There is no basis for the claim that 'Unrestricted' publications have become raunchier. The fact is that depictions permitted in publications 20 years ago are not permitted today and there is no evidence that the OFLC has not been properly applying classification guidelines that have become increasingly restrictive over the past 20 or so years. The relevant division of the Queensland Government was unable to provide any research, by themselves or the OFLC, to show that Unrestricted, or any other, publications had become "raunchier".

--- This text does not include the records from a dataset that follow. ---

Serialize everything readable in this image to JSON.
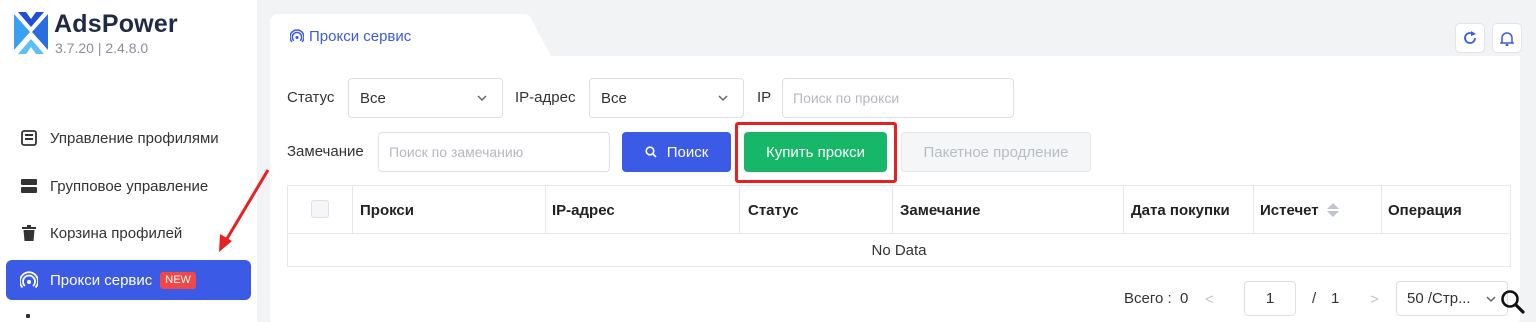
{
  "app": {
    "name": "AdsPower",
    "version": "3.7.20 | 2.4.8.0",
    "brand_color": "#3b5ae6"
  },
  "sidebar": {
    "items": [
      {
        "label": "Управление профилями",
        "icon": "profile-list-icon"
      },
      {
        "label": "Групповое управление",
        "icon": "group-icon"
      },
      {
        "label": "Корзина профилей",
        "icon": "trash-icon"
      },
      {
        "label": "Прокси сервис",
        "icon": "proxy-signal-icon",
        "badge": "NEW",
        "active": true
      }
    ]
  },
  "tab": {
    "label": "Прокси сервис",
    "icon": "proxy-signal-icon"
  },
  "toolbar": {
    "refresh_icon": "refresh-icon",
    "bell_icon": "bell-icon"
  },
  "filters": {
    "status_label": "Статус",
    "status_value": "Все",
    "ip_label": "IP-адрес",
    "ip_value": "Все",
    "ip_search_label": "IP",
    "ip_search_placeholder": "Поиск по прокси",
    "remark_label": "Замечание",
    "remark_placeholder": "Поиск по замечанию",
    "search_button": "Поиск",
    "buy_button": "Купить прокси",
    "renew_button": "Пакетное продление"
  },
  "table": {
    "columns": [
      "Прокси",
      "IP-адрес",
      "Статус",
      "Замечание",
      "Дата покупки",
      "Истечет",
      "Операция"
    ],
    "empty_text": "No Data"
  },
  "pagination": {
    "total_label": "Всего :",
    "total_value": "0",
    "prev": "<",
    "next": ">",
    "current_page": "1",
    "page_separator": "/",
    "total_pages": "1",
    "page_size": "50 /Стр..."
  },
  "colors": {
    "primary": "#3b5ae6",
    "success": "#17b76a",
    "danger": "#f04848",
    "annotation": "#e8201f"
  }
}
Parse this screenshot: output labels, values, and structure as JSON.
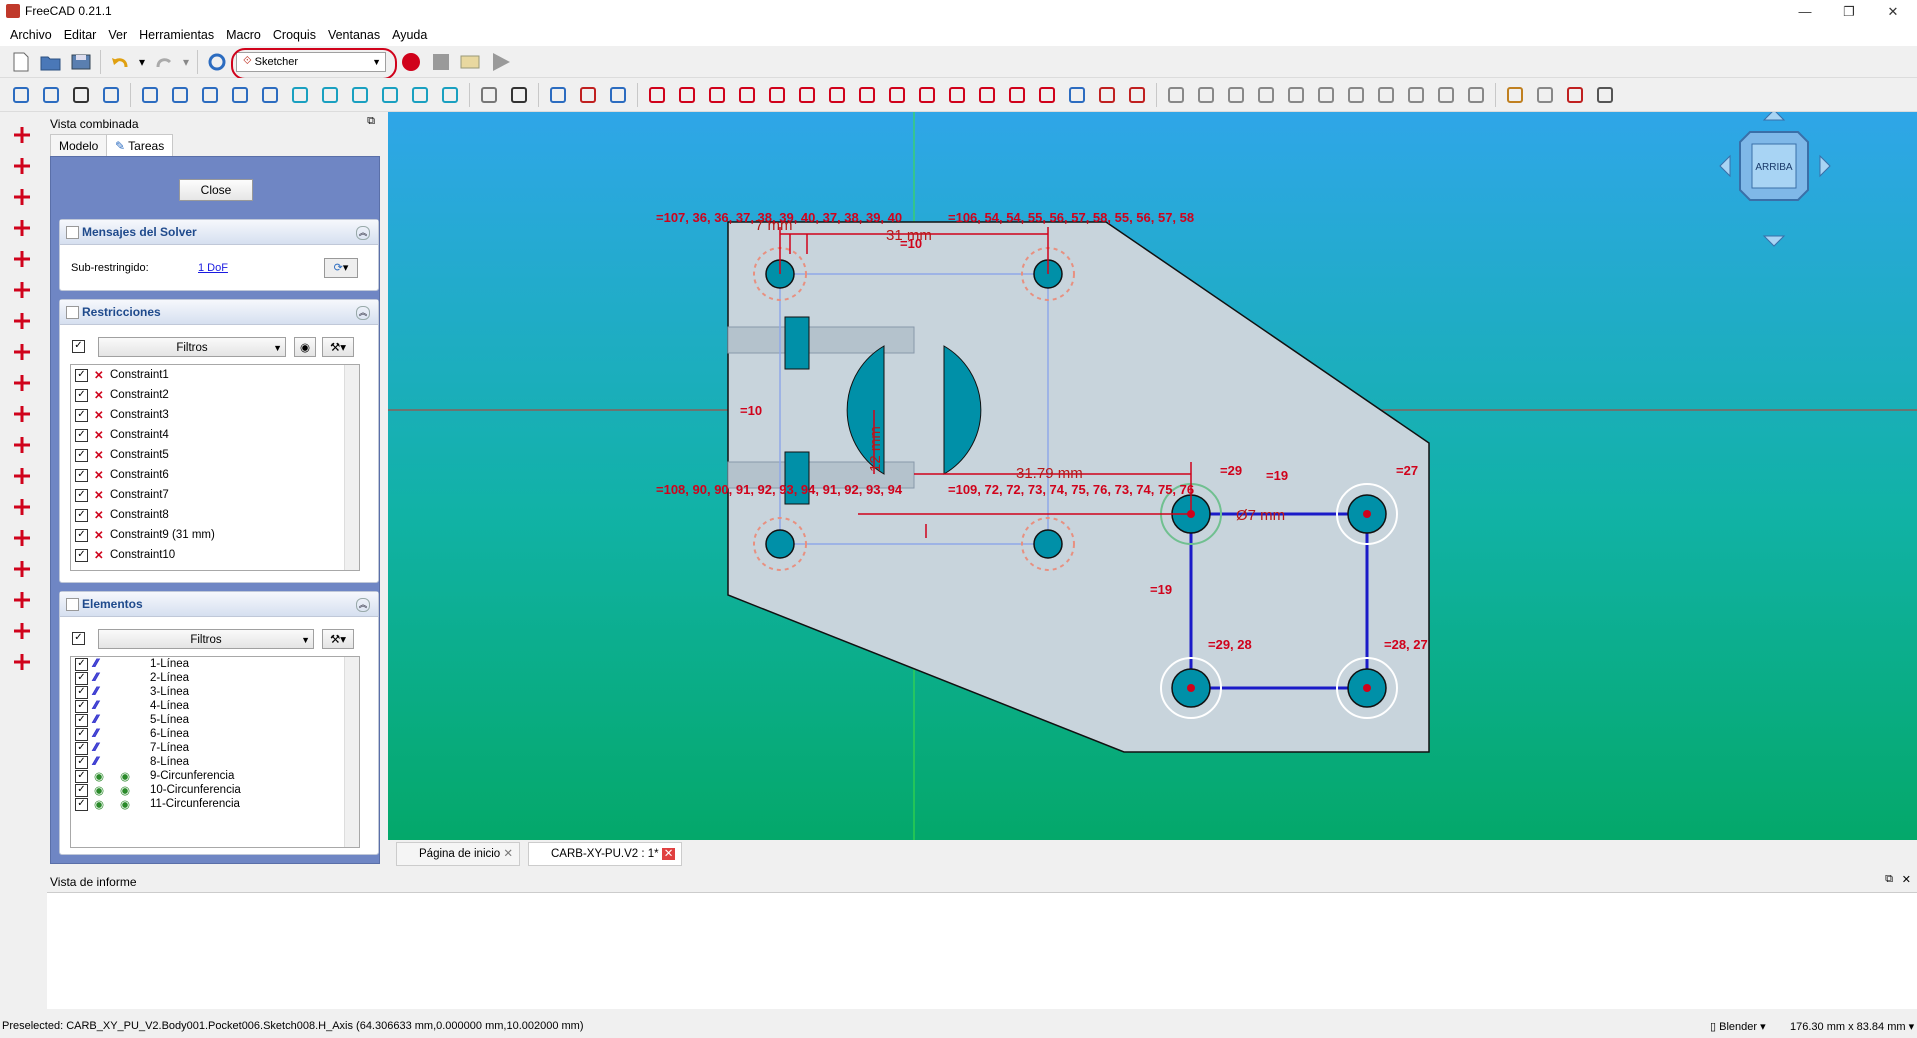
{
  "window": {
    "title": "FreeCAD 0.21.1",
    "min": "—",
    "max": "❐",
    "close": "✕"
  },
  "menu": [
    "Archivo",
    "Editar",
    "Ver",
    "Herramientas",
    "Macro",
    "Croquis",
    "Ventanas",
    "Ayuda"
  ],
  "toolbar": {
    "workbench": "Sketcher"
  },
  "combo": {
    "title": "Vista combinada",
    "tabs": [
      "Modelo",
      "Tareas"
    ],
    "close_label": "Close",
    "solver": {
      "title": "Mensajes del Solver",
      "label": "Sub-restringido:",
      "link": "1 DoF"
    },
    "constraints": {
      "title": "Restricciones",
      "filter": "Filtros",
      "items": [
        "Constraint1",
        "Constraint2",
        "Constraint3",
        "Constraint4",
        "Constraint5",
        "Constraint6",
        "Constraint7",
        "Constraint8",
        "Constraint9 (31 mm)",
        "Constraint10"
      ]
    },
    "elements": {
      "title": "Elementos",
      "filter": "Filtros",
      "items": [
        "1-Línea",
        "2-Línea",
        "3-Línea",
        "4-Línea",
        "5-Línea",
        "6-Línea",
        "7-Línea",
        "8-Línea",
        "9-Circunferencia",
        "10-Circunferencia",
        "11-Circunferencia"
      ]
    }
  },
  "viewport": {
    "navcube_face": "ARRIBA",
    "labels": {
      "top_left": "=107, 36, 36, 37, 38, 39, 40, 37, 38, 39, 40",
      "top_right": "=106, 54, 54, 55, 56, 57, 58, 55, 56, 57, 58",
      "dim_31": "31 mm",
      "eq10_a": "=10",
      "eq10_b": "=10",
      "dim_7": "7 mm",
      "dim_12": "12 mm",
      "dim_3179": "31.79 mm",
      "bottom_left": "=108, 90, 90, 91, 92, 93, 94, 91, 92, 93, 94",
      "bottom_right": "=109, 72, 72, 73, 74, 75, 76, 73, 74, 75, 76",
      "eq29": "=29",
      "eq19a": "=19",
      "eq27": "=27",
      "diam7": "Ø7 mm",
      "eq19b": "=19",
      "eq2928": "=29, 28",
      "eq2827": "=28, 27"
    }
  },
  "doc_tabs": [
    "Página de inicio",
    "CARB-XY-PU.V2 : 1*"
  ],
  "report": {
    "title": "Vista de informe"
  },
  "status": {
    "preselected": "Preselected: CARB_XY_PU_V2.Body001.Pocket006.Sketch008.H_Axis (64.306633 mm,0.000000 mm,10.002000 mm)",
    "nav_style": "Blender",
    "dimensions": "176.30 mm x 83.84 mm"
  },
  "colors": {
    "accent": "#d0021b",
    "sketch_blue": "#1a1ac8",
    "hole_fill": "#0090a8"
  }
}
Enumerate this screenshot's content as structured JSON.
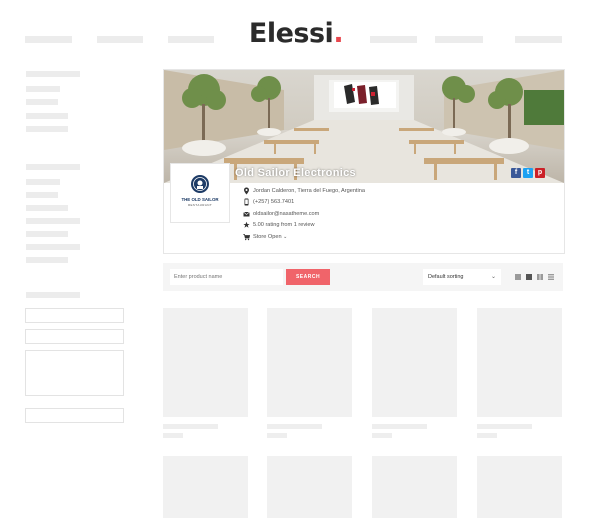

The Queensland ban on the sale of Restricted publications to adults appears to be a matter of simplicity and expediency rather than agreed policy. The Government apparently does not hold details of the basis for the ban implemented by a prior government, nor to have undertaken any research or consideration regarding whether the policy of attempting to prevent Queensland adults from choosing to read material that is legally available to adults in all other States and Territories can be legitimately justified. This ban does not affect only "adult" publications, but also widely acclaimed, though controversial, books classified Category 1 Restricted, such as American Psycho.
Evidently, the government has also not considered the (lack of) merit of a continuing ban which simply encourages a black market (since Queensland banned Category 1 and 2 Restricted publications are available for purchase in various areas in Queensland) and the export of Queensland dollars to other Australian and international jurisdictions (since Queensland banned publications are legally obtainable by mail order).
Date: 7 August 2000